Task to carry out - Print out the complete set of records below, exactly as they read.
##### Data listing
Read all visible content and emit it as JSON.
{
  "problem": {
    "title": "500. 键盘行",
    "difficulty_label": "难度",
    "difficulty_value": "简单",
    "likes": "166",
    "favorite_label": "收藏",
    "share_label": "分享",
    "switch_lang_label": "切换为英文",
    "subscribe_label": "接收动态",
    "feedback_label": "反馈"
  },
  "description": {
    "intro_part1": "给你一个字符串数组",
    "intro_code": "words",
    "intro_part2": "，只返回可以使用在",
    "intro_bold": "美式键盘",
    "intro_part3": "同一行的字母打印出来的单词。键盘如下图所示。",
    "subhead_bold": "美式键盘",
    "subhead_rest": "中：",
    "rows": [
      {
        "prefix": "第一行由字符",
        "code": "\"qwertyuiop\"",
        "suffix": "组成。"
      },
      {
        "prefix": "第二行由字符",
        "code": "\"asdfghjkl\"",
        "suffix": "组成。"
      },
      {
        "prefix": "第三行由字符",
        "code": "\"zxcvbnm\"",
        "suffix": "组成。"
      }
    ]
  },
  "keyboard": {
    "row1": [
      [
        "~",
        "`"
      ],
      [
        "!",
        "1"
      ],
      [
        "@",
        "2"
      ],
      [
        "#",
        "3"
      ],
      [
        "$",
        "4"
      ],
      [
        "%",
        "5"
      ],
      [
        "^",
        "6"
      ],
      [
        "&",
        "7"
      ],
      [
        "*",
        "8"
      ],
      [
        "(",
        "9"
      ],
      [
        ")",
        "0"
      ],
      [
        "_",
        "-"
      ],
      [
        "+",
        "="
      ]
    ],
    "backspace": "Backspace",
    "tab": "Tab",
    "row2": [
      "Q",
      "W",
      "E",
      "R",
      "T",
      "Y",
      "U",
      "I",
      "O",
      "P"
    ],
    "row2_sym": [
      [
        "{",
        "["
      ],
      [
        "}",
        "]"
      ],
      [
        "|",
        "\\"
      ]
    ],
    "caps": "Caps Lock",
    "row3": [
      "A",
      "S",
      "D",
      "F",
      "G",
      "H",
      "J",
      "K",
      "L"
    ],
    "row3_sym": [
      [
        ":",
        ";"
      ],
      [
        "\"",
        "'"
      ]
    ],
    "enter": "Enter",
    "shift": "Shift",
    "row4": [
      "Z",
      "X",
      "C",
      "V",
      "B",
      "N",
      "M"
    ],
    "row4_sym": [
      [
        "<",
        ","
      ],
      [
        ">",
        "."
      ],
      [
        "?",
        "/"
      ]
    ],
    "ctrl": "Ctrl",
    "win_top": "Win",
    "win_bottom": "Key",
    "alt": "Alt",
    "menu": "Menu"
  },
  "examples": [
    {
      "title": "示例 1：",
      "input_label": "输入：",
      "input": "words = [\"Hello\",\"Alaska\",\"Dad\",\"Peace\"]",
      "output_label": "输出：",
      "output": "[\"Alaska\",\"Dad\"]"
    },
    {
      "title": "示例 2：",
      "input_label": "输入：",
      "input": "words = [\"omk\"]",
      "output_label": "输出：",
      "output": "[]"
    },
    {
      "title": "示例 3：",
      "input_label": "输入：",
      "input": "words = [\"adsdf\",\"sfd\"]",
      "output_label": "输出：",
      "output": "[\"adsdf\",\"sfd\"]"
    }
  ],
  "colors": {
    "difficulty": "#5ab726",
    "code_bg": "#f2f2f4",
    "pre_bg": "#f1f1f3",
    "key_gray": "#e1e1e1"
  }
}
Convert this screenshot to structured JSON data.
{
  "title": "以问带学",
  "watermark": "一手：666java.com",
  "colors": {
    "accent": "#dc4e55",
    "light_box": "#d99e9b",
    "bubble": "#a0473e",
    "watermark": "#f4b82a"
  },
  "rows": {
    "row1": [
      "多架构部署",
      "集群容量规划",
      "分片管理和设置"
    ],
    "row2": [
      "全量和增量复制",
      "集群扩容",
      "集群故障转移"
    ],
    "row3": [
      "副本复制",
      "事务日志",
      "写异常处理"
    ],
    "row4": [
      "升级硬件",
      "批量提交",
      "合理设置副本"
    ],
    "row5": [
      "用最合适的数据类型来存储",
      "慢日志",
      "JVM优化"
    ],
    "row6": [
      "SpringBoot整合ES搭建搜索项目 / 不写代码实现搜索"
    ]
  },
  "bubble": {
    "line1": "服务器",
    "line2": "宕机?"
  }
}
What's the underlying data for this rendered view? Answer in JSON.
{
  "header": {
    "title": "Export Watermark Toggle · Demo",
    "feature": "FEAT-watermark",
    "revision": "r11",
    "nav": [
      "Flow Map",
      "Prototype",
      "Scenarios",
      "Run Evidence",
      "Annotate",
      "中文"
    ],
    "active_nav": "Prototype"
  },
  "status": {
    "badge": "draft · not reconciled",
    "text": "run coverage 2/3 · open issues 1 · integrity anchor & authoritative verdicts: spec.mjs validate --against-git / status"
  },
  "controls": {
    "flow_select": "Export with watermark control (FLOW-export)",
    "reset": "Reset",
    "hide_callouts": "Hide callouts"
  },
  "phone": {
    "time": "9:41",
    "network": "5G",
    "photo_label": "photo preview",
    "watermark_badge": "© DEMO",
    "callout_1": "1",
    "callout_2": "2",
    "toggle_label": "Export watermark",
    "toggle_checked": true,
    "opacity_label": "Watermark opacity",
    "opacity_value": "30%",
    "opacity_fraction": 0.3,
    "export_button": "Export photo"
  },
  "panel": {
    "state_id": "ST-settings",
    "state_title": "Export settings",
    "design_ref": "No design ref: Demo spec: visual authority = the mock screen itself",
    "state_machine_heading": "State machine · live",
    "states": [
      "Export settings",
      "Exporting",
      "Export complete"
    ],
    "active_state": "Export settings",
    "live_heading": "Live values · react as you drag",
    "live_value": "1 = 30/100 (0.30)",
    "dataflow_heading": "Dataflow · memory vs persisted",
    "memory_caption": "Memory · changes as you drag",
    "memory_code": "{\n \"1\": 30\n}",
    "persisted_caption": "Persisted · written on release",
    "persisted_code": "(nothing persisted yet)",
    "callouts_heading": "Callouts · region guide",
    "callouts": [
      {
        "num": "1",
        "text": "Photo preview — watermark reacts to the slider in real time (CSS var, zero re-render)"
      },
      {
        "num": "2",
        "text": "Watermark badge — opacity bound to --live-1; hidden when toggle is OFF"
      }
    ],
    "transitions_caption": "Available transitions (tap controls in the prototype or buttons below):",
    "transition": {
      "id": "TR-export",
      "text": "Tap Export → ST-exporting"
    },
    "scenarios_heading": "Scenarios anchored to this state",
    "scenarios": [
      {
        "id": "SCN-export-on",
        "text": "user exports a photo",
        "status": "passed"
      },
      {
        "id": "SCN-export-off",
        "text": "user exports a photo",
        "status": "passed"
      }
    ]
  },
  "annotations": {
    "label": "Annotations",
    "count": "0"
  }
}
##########
Answer below -
Read all visible content and emit it as JSON.
{
  "problem": {
    "title": "500. 键盘行",
    "difficulty_label": "难度",
    "difficulty_value": "简单",
    "likes": "166",
    "favorite_label": "收藏",
    "share_label": "分享",
    "switch_lang_label": "切换为英文",
    "subscribe_label": "接收动态",
    "feedback_label": "反馈"
  },
  "description": {
    "intro_part1": "给你一个字符串数组",
    "intro_code": "words",
    "intro_part2": "，只返回可以使用在",
    "intro_bold": "美式键盘",
    "intro_part3": "同一行的字母打印出来的单词。键盘如下图所示。",
    "subhead_bold": "美式键盘",
    "subhead_rest": "中：",
    "rows": [
      {
        "prefix": "第一行由字符",
        "code": "\"qwertyuiop\"",
        "suffix": "组成。"
      },
      {
        "prefix": "第二行由字符",
        "code": "\"asdfghjkl\"",
        "suffix": "组成。"
      },
      {
        "prefix": "第三行由字符",
        "code": "\"zxcvbnm\"",
        "suffix": "组成。"
      }
    ]
  },
  "keyboard": {
    "row1": [
      [
        "~",
        "`"
      ],
      [
        "!",
        "1"
      ],
      [
        "@",
        "2"
      ],
      [
        "#",
        "3"
      ],
      [
        "$",
        "4"
      ],
      [
        "%",
        "5"
      ],
      [
        "^",
        "6"
      ],
      [
        "&",
        "7"
      ],
      [
        "*",
        "8"
      ],
      [
        "(",
        "9"
      ],
      [
        ")",
        "0"
      ],
      [
        "_",
        "-"
      ],
      [
        "+",
        "="
      ]
    ],
    "backspace": "Backspace",
    "tab": "Tab",
    "row2": [
      "Q",
      "W",
      "E",
      "R",
      "T",
      "Y",
      "U",
      "I",
      "O",
      "P"
    ],
    "row2_sym": [
      [
        "{",
        "["
      ],
      [
        "}",
        "]"
      ],
      [
        "|",
        "\\"
      ]
    ],
    "caps": "Caps Lock",
    "row3": [
      "A",
      "S",
      "D",
      "F",
      "G",
      "H",
      "J",
      "K",
      "L"
    ],
    "row3_sym": [
      [
        ":",
        ";"
      ],
      [
        "\"",
        "'"
      ]
    ],
    "enter": "Enter",
    "shift": "Shift",
    "row4": [
      "Z",
      "X",
      "C",
      "V",
      "B",
      "N",
      "M"
    ],
    "row4_sym": [
      [
        "<",
        ","
      ],
      [
        ">",
        "."
      ],
      [
        "?",
        "/"
      ]
    ],
    "ctrl": "Ctrl",
    "win_top": "Win",
    "win_bottom": "Key",
    "alt": "Alt",
    "menu": "Menu"
  },
  "examples": [
    {
      "title": "示例 1：",
      "input_label": "输入：",
      "input": "words = [\"Hello\",\"Alaska\",\"Dad\",\"Peace\"]",
      "output_label": "输出：",
      "output": "[\"Alaska\",\"Dad\"]"
    },
    {
      "title": "示例 2：",
      "input_label": "输入：",
      "input": "words = [\"omk\"]",
      "output_label": "输出：",
      "output": "[]"
    },
    {
      "title": "示例 3：",
      "input_label": "输入：",
      "input": "words = [\"adsdf\",\"sfd\"]",
      "output_label": "输出：",
      "output": "[\"adsdf\",\"sfd\"]"
    }
  ],
  "colors": {
    "difficulty": "#5ab726",
    "code_bg": "#f2f2f4",
    "pre_bg": "#f1f1f3",
    "key_gray": "#e1e1e1"
  }
}
Convert this screenshot to structured JSON data.
{
  "title": "以问带学",
  "watermark": "一手：666java.com",
  "colors": {
    "accent": "#dc4e55",
    "light_box": "#d99e9b",
    "bubble": "#a0473e",
    "watermark": "#f4b82a"
  },
  "rows": {
    "row1": [
      "多架构部署",
      "集群容量规划",
      "分片管理和设置"
    ],
    "row2": [
      "全量和增量复制",
      "集群扩容",
      "集群故障转移"
    ],
    "row3": [
      "副本复制",
      "事务日志",
      "写异常处理"
    ],
    "row4": [
      "升级硬件",
      "批量提交",
      "合理设置副本"
    ],
    "row5": [
      "用最合适的数据类型来存储",
      "慢日志",
      "JVM优化"
    ],
    "row6": [
      "SpringBoot整合ES搭建搜索项目 / 不写代码实现搜索"
    ]
  },
  "bubble": {
    "line1": "服务器",
    "line2": "宕机?"
  }
}
What's the underlying data for this rendered view? Answer in JSON.
{
  "header": {
    "title": "Export Watermark Toggle · Demo",
    "feature": "FEAT-watermark",
    "revision": "r11",
    "nav": [
      "Flow Map",
      "Prototype",
      "Scenarios",
      "Run Evidence",
      "Annotate",
      "中文"
    ],
    "active_nav": "Prototype"
  },
  "status": {
    "badge": "draft · not reconciled",
    "text": "run coverage 2/3 · open issues 1 · integrity anchor & authoritative verdicts: spec.mjs validate --against-git / status"
  },
  "controls": {
    "flow_select": "Export with watermark control (FLOW-export)",
    "reset": "Reset",
    "hide_callouts": "Hide callouts"
  },
  "phone": {
    "time": "9:41",
    "network": "5G",
    "photo_label": "photo preview",
    "watermark_badge": "© DEMO",
    "callout_1": "1",
    "callout_2": "2",
    "toggle_label": "Export watermark",
    "toggle_checked": true,
    "opacity_label": "Watermark opacity",
    "opacity_value": "30%",
    "opacity_fraction": 0.3,
    "export_button": "Export photo"
  },
  "panel": {
    "state_id": "ST-settings",
    "state_title": "Export settings",
    "design_ref": "No design ref: Demo spec: visual authority = the mock screen itself",
    "state_machine_heading": "State machine · live",
    "states": [
      "Export settings",
      "Exporting",
      "Export complete"
    ],
    "active_state": "Export settings",
    "live_heading": "Live values · react as you drag",
    "live_value": "1 = 30/100 (0.30)",
    "dataflow_heading": "Dataflow · memory vs persisted",
    "memory_caption": "Memory · changes as you drag",
    "memory_code": "{\n \"1\": 30\n}",
    "persisted_caption": "Persisted · written on release",
    "persisted_code": "(nothing persisted yet)",
    "callouts_heading": "Callouts · region guide",
    "callouts": [
      {
        "num": "1",
        "text": "Photo preview — watermark reacts to the slider in real time (CSS var, zero re-render)"
      },
      {
        "num": "2",
        "text": "Watermark badge — opacity bound to --live-1; hidden when toggle is OFF"
      }
    ],
    "transitions_caption": "Available transitions (tap controls in the prototype or buttons below):",
    "transition": {
      "id": "TR-export",
      "text": "Tap Export → ST-exporting"
    },
    "scenarios_heading": "Scenarios anchored to this state",
    "scenarios": [
      {
        "id": "SCN-export-on",
        "text": "user exports a photo",
        "status": "passed"
      },
      {
        "id": "SCN-export-off",
        "text": "user exports a photo",
        "status": "passed"
      }
    ]
  },
  "annotations": {
    "label": "Annotations",
    "count": "0"
  }
}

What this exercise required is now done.